- _Aim of the exercise_
Please count how many lines in the entries below contain "Atlas" and reply with the figure alone.

Stored dataset items

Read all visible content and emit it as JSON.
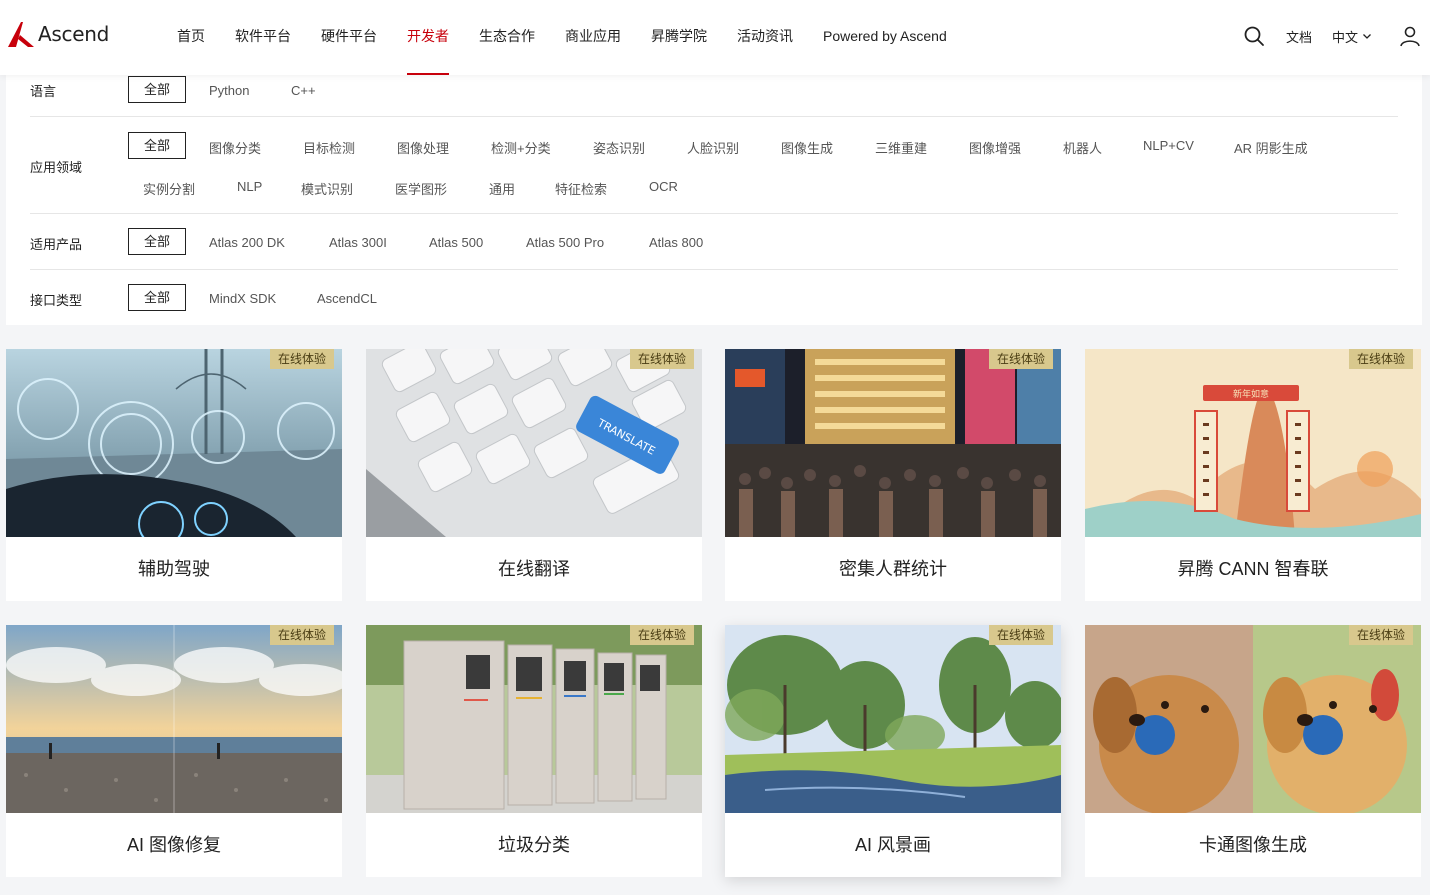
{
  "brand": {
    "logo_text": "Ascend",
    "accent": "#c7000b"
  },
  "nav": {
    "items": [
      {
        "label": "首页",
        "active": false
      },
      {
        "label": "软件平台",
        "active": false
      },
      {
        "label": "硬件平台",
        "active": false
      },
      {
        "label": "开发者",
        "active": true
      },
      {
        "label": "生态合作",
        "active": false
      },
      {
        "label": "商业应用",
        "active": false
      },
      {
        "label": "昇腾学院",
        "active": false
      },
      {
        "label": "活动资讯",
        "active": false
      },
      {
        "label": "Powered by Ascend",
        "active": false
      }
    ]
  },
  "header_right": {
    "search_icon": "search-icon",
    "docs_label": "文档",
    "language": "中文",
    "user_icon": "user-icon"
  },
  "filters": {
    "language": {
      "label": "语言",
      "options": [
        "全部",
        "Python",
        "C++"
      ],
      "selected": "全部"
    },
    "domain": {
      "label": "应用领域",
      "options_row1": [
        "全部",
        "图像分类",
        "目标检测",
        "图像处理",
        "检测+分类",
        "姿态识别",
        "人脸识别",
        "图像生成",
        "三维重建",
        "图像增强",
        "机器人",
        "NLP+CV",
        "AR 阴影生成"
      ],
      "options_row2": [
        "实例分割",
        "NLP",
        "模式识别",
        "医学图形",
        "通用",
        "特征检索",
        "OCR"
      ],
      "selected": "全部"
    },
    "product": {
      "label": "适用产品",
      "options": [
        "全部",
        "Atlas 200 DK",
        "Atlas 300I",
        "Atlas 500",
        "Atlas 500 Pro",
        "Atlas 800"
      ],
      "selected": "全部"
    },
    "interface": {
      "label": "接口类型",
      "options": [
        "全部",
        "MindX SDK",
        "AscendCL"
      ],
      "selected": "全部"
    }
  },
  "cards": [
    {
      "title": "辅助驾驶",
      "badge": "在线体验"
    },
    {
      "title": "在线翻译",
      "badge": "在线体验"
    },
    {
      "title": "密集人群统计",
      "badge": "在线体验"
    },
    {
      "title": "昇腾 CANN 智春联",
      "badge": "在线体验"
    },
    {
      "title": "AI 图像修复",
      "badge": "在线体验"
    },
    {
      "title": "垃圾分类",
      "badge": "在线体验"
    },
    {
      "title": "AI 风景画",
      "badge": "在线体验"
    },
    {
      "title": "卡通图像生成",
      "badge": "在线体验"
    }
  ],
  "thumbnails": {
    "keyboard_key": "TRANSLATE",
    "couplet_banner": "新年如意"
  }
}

- _Written solution_
5